- Despite a decline of 14.4% compared to the previous year, the count of 388,800 job openings is still considerably higher than pre-pandemic levels.
- Private sector vacancies saw a minor decline of 0.6% while the public sector noticed a 1.8% falloff.
- The ratio of jobless individuals per vacancy, jobless rate, and its implications on interest rates and wage growth are also discussed
- Changes in the labour market due to an influx of skilled migrants and foreign students are also mentioned.
Job Vacancy Trends
Job openings in Australia witnessed a marginal 0.7% decrease from the preceding three months, following a notable 8.2% plunge, according to a Wednesday report from the Australian Bureau of Statistics (ABS). Despite the decline, the readings, at a seasonally adjusted 388,800, mark a staggering 70% increase compared to figures noted prior to the pandemic.
Private and Public Sector Vacancies
Job vacancies within the private sector showed a slight reduction of 0.6%, and the public sector experienced a 1.8% decrease. The percentage of businesses reporting at least one vacancy also reduced to 19.7% from a previous year’s peak of 27.7%.
Unemployment Figures and Labour Demand
David Taylor, ABS’s Head of Labour Statistics, observed that the count of unemployed people per job opening stood at 1.5 in November. This figure is higher than the pandemic low of 1.1 but is considerably lower than the 3.1 figure reported in February 2020. A flux of skilled migrants and foreign students fulfilling the high demand for labour has been a significant factor contributing to these statistics.
Impact on Economic Indicators

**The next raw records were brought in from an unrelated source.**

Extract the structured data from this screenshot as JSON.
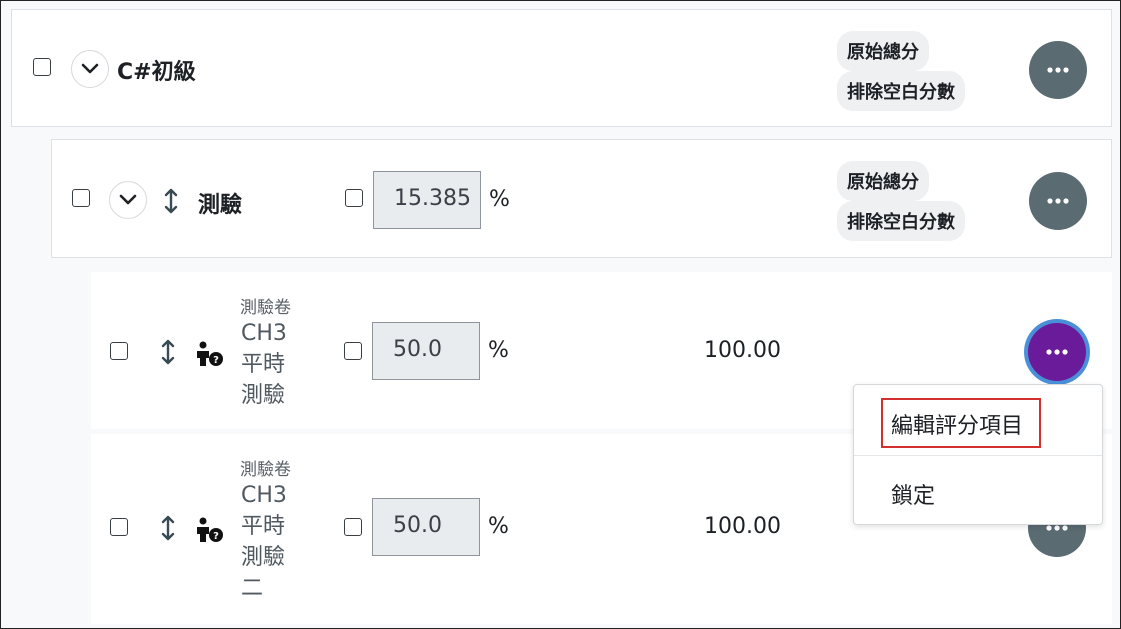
{
  "category": {
    "title": "C#初級",
    "badges": [
      "原始總分",
      "排除空白分數"
    ]
  },
  "subcategory": {
    "title": "測驗",
    "weight_value": "15.385",
    "percent_sign": "%",
    "badges": [
      "原始總分",
      "排除空白分數"
    ]
  },
  "items": [
    {
      "type": "測驗卷",
      "name_lines": [
        "CH3",
        "平時",
        "測驗"
      ],
      "weight_value": "50.0",
      "percent_sign": "%",
      "max_grade": "100.00"
    },
    {
      "type": "測驗卷",
      "name_lines": [
        "CH3",
        "平時",
        "測驗",
        "二"
      ],
      "weight_value": "50.0",
      "percent_sign": "%",
      "max_grade": "100.00"
    }
  ],
  "action_menu": {
    "items": [
      "編輯評分項目",
      "鎖定"
    ],
    "highlighted_item": "編輯評分項目",
    "highlight_color": "#d32f2f"
  },
  "colors": {
    "more_button": "#5b6b72",
    "more_button_active": "#6a1b9a",
    "focus_ring": "#4a90d9"
  },
  "icons": [
    "chevron-down-icon",
    "sort-arrows-icon",
    "user-question-icon",
    "more-dots-icon"
  ]
}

With employment increasing by a reasonable 35,600, the jobless rate rose slightly, reaching an 18-month peak (3.9%) in November. This minor easing in the labour market has curtailed wage growth and reduced pressure for further interest rate hikes from the Reserve Bank of Australia (RBA), with the rates already being raised by 425 basis points, leading to a 12-year high of 4.35%.
These changing labour market dynamics, combined with the RBA’s monetary policy adjustments, could influence Australia’s financial markets, including forex trading and sensitive Australian assets.